Punching Internet Memes In The Peen
A buddy of mine posted this the other day and I’ve been thinking it about it for about a week so I thought you might want to check it out as well. Before I post a link, I’ll say a few words of preface/warning.
If you are one of those sentimental people that tears up every time you see one of those “I took a photo of myself every day for 45 years and here it is in 30 seconds” then this is definitely for you or not for you. This prompted one educated chap to write: “Protest art like this is just another form of self indulgent pedantic snobbery.”
Well, Mr. Opinions, all art is self indulgent. There’s no other way to make it. If you’re not making self-indulgent art, then why fucking bother? And, B) I’m not sure pedantic is the right word here.
To the point: We’ve been having a jaunty argument about a piece of work by Will Vincent who for 2,191 days took a photo of himself with the lens cap on.

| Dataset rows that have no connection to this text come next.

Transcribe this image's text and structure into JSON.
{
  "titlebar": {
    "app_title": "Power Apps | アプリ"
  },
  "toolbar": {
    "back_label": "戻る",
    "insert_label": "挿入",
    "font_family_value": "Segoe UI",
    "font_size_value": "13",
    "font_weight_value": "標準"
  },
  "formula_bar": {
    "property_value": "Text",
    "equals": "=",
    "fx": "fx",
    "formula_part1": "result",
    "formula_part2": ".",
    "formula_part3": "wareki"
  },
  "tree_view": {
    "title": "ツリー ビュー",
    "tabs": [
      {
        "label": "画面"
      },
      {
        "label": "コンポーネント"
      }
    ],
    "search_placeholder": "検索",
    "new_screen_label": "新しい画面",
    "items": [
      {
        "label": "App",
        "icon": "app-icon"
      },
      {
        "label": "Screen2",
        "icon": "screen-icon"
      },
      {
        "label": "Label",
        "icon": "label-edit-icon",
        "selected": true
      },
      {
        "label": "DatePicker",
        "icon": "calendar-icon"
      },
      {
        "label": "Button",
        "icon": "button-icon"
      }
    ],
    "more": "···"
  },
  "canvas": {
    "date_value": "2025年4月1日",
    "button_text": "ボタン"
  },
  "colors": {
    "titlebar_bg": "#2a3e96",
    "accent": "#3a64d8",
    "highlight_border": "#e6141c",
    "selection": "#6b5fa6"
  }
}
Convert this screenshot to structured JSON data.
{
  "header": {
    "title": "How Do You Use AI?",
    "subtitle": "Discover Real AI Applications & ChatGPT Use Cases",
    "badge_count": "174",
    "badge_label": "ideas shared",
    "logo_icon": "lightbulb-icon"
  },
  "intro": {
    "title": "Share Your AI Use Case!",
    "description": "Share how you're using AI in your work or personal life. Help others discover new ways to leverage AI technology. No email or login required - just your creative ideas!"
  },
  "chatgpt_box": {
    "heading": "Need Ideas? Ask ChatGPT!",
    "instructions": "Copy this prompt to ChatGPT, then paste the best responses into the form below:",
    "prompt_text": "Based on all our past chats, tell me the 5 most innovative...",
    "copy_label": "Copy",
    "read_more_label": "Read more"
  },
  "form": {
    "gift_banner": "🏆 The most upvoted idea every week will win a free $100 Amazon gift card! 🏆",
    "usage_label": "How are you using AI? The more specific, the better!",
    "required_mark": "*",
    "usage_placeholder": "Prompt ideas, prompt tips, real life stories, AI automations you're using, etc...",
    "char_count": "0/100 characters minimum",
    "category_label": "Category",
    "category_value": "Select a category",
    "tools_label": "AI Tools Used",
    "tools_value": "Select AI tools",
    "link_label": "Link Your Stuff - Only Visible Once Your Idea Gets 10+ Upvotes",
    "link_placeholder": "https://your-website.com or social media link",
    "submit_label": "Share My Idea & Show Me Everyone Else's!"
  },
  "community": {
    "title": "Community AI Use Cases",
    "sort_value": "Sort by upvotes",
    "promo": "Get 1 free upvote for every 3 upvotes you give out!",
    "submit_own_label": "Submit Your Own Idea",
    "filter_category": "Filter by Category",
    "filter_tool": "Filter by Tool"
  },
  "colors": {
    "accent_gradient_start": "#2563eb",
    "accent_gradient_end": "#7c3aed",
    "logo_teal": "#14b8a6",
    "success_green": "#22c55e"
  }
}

This has been haunting me for days to be honest and I can’t give you any definitive reasons why, exactly. The immediate response I have is to the protesting nature of it, although he doesn’t specifically mention that in his notes. After living through what seemed to be an entire six months of people posting videos of themselves doing this, or doing this to their kids, I began to wonder if I was just the dumbest person alive for NOT having done it. This kind of art, even if we take the sentimentality out of it, is difficult for me. It’s too close to Identity Art, which has got to be the most masturbatory genre of art, ever, except for the guy who mixes his sperm and blood to make Metallica record covers.
Secondly, I’m distrustful of anything that makes such a huge mark on the internet consciousness, spanning generations, that becomes so instantly popular. If it’s too accessible it makes me worried. Everyone on the planet likes McDonald’s french fries. And they are entirely made of salt and garbage.
Thirdly, and lastly, I’ve been staunchly against artist statements ever since school. Vincent wrote a couple lines at the end which succinctly outline his reasons for doing this in plain words that I can understand that were no doubt harder to write than two paragraphs of nonsense.
I keep coming back to this line: The sheer futility of human endeavour.
Then why make anything at all? Why build a statue? A building? An internet? Why make a physical thing that exists and turn it into a thing that doesn’t? (Like putting things online, for example.) Why run marathons? Why fight cancer?
Because what else would we do, really?
Would love to hear everyone’s opinion of this!
Andres Serrano is a boss, btw.